Only readers who grew up with paper comics may even mind that the
comics are more ethereal than earthy, but the lack of substance with
online comics takes them farther away from the real. This may be nostalgia,
or it may be necessary. The next few years will decide.
are on the cusp of a major change in the way we interact with the
internet. The changes in store for the Internet may very well place
the art form in a network setting accessible from anywhere, stored
as bits, but read on paper with electronic ink. As more and more people
use the web from handheld computers or public kiosks, or on pages
"printed" with electronic
ink, some of the context surrounding comics may come back to it
and the reader will not be tethered to a pc. The push for wireless
access and for improved quality of displays promises to return the
reader back to 1990, when a book could be read on a bench at lunch,
or in bed by a dim lamp instead of sitting at a CRT being bombarded
have been a medium in transition over its entire history. The beginning
of the 21st century and the presence of the Internet does little to
change that. In 5 years, these questions may seem totally irrelevant.
The future of comics does not depend on a move to the net, as we can
see by the resurgence of independent publishers like Top
Shelf, the success of the Xeric
Foundation Grants and an amazing crop of young talent pouring
their hearts out with pen and ink. The net has given comic strip fans
amazing access to their favorites and new strips waiting to be discovered.
Comic book readers are not as lucky, but the net presents them many
other opportunities. From sketchbook pages to notes to message boards,
the net has proved a great resource for the comics reader, if not
a great presentation for the work itself. However, the future may
bring us the access of the net on the paper that we love.

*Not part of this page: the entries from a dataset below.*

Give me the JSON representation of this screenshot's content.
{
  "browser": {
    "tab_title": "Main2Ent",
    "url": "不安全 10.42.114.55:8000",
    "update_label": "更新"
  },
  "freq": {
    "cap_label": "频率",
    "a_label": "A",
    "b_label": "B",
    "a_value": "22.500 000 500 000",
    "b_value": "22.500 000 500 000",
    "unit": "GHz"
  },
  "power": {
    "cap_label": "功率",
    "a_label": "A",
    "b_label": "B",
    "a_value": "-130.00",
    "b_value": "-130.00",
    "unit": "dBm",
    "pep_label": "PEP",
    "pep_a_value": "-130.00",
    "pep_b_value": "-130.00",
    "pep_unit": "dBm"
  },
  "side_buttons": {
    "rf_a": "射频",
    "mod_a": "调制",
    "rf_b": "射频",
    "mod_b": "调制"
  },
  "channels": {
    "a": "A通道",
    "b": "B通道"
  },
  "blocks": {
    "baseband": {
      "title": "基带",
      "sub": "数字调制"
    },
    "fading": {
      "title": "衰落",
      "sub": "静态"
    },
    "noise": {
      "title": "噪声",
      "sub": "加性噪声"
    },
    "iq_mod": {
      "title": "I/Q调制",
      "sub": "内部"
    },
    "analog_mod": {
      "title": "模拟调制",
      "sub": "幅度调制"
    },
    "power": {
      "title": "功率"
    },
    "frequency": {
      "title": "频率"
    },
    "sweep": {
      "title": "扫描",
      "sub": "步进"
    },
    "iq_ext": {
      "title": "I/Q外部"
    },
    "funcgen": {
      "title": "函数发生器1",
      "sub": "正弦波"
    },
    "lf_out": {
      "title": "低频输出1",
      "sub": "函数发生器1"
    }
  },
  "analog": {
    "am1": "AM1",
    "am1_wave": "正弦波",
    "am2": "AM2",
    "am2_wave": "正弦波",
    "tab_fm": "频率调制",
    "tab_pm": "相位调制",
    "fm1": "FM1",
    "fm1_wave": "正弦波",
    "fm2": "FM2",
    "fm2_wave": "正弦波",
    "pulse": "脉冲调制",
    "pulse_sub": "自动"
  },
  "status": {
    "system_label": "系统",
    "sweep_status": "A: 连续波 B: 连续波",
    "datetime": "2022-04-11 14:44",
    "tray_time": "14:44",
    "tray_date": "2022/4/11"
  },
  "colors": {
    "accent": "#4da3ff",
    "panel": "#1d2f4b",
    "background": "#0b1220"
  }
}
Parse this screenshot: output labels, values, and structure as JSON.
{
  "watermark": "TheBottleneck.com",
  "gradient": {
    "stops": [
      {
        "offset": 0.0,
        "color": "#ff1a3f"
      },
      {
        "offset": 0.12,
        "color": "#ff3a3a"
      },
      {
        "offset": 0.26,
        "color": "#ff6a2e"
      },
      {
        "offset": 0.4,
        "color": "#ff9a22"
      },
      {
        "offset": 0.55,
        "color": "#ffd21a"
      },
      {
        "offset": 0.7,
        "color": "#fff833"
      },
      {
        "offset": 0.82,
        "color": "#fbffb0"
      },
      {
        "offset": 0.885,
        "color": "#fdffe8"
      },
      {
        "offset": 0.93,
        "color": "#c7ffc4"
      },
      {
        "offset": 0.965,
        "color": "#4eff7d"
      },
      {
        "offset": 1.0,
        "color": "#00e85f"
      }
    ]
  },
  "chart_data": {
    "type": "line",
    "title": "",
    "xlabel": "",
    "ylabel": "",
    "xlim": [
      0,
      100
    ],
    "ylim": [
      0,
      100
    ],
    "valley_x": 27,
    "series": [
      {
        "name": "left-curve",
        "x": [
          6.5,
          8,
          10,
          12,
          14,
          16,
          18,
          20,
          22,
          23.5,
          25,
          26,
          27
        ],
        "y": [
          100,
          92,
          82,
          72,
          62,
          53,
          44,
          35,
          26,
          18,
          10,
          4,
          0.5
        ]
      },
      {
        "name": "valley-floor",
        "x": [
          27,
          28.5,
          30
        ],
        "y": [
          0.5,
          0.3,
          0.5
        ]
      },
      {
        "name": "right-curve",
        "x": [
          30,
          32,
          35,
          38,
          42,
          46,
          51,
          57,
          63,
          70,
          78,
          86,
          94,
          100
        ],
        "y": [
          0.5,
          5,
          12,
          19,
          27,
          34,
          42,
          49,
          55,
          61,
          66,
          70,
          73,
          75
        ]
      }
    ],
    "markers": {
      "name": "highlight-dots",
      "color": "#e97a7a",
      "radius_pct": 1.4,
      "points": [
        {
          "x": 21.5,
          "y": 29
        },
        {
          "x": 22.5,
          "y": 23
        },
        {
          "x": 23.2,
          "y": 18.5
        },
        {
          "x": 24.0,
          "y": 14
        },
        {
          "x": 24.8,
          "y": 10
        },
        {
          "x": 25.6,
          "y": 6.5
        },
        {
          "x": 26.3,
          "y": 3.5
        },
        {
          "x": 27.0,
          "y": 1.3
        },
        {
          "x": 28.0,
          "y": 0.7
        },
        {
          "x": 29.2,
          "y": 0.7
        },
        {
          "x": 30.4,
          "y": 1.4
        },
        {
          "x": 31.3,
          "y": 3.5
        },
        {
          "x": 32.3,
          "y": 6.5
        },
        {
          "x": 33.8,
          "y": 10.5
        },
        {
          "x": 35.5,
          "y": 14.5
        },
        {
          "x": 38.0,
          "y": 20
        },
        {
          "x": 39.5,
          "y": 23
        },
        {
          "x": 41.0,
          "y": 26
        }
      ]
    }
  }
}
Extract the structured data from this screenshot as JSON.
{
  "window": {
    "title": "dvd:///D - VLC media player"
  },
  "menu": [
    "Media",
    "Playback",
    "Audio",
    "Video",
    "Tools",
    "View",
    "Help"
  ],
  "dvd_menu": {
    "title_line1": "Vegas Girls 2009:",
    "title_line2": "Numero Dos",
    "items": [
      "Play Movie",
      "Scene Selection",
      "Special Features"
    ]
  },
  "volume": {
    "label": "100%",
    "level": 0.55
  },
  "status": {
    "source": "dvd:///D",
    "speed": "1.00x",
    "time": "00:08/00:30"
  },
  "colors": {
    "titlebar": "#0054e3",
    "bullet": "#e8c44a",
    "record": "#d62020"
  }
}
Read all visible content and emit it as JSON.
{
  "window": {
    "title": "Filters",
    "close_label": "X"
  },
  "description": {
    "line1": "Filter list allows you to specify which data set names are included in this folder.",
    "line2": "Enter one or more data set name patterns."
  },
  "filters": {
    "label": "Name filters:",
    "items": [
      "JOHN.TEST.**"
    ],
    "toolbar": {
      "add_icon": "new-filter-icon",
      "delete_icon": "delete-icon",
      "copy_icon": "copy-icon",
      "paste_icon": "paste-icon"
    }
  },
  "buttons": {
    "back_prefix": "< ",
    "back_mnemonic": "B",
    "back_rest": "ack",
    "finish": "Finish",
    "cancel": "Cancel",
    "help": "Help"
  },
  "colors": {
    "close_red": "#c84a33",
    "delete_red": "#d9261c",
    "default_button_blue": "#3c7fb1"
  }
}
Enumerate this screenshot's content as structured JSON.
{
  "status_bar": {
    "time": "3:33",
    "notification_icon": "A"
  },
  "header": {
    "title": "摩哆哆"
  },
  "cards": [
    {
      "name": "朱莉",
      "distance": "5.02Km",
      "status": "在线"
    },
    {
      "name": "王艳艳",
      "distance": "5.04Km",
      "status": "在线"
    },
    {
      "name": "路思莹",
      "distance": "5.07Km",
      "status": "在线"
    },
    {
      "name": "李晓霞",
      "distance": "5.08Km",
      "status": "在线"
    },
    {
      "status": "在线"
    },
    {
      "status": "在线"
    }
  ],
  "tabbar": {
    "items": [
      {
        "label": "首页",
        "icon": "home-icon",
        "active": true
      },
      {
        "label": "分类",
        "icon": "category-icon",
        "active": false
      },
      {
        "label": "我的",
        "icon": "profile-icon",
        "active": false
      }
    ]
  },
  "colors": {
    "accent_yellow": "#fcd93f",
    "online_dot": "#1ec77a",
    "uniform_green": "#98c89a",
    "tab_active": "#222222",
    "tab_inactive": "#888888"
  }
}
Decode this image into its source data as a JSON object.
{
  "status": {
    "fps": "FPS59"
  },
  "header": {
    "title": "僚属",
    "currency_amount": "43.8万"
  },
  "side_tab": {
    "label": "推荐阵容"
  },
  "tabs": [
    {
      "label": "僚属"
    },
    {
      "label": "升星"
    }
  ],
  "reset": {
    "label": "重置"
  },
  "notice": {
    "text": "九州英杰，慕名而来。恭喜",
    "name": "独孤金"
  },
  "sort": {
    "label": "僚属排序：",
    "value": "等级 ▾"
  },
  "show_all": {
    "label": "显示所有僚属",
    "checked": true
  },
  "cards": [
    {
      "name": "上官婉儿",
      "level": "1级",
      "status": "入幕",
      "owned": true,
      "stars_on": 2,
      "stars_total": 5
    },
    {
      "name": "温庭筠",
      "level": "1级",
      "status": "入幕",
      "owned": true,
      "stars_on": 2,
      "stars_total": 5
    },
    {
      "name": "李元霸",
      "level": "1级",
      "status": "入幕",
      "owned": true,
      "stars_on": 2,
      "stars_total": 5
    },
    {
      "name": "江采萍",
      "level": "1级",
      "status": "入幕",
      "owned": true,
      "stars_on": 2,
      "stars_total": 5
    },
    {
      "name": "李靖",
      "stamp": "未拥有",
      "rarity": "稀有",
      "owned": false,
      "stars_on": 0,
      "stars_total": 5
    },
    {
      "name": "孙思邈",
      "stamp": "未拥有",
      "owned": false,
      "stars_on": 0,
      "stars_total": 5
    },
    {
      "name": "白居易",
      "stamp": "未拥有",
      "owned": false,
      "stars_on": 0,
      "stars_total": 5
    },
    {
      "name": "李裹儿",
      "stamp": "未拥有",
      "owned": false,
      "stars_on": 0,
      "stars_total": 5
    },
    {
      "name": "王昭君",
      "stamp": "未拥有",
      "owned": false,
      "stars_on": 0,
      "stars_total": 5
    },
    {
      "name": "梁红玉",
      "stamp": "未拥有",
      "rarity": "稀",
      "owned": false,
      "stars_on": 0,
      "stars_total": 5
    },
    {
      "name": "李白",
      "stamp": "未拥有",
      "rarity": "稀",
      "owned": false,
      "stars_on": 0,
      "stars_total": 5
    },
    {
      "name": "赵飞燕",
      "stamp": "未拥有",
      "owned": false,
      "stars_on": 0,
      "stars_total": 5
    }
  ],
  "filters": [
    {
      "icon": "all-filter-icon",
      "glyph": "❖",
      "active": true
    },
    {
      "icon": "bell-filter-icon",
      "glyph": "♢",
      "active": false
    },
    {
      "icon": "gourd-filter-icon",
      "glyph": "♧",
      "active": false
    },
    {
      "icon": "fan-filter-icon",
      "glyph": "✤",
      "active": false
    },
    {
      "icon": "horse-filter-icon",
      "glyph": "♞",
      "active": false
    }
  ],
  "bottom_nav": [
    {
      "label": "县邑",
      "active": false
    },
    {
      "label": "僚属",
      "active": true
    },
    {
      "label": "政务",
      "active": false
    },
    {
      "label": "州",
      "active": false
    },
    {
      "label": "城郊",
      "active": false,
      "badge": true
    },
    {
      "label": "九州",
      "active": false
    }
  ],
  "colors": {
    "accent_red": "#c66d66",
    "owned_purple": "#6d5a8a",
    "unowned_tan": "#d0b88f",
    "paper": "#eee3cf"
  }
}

On our way
to the train in the morning we could swipe our 6"x9" reader past the
content server and load up on the latest run of Eightball or download
classic issues of Sandman that we will read on paper in our hands,
just like in the 90s.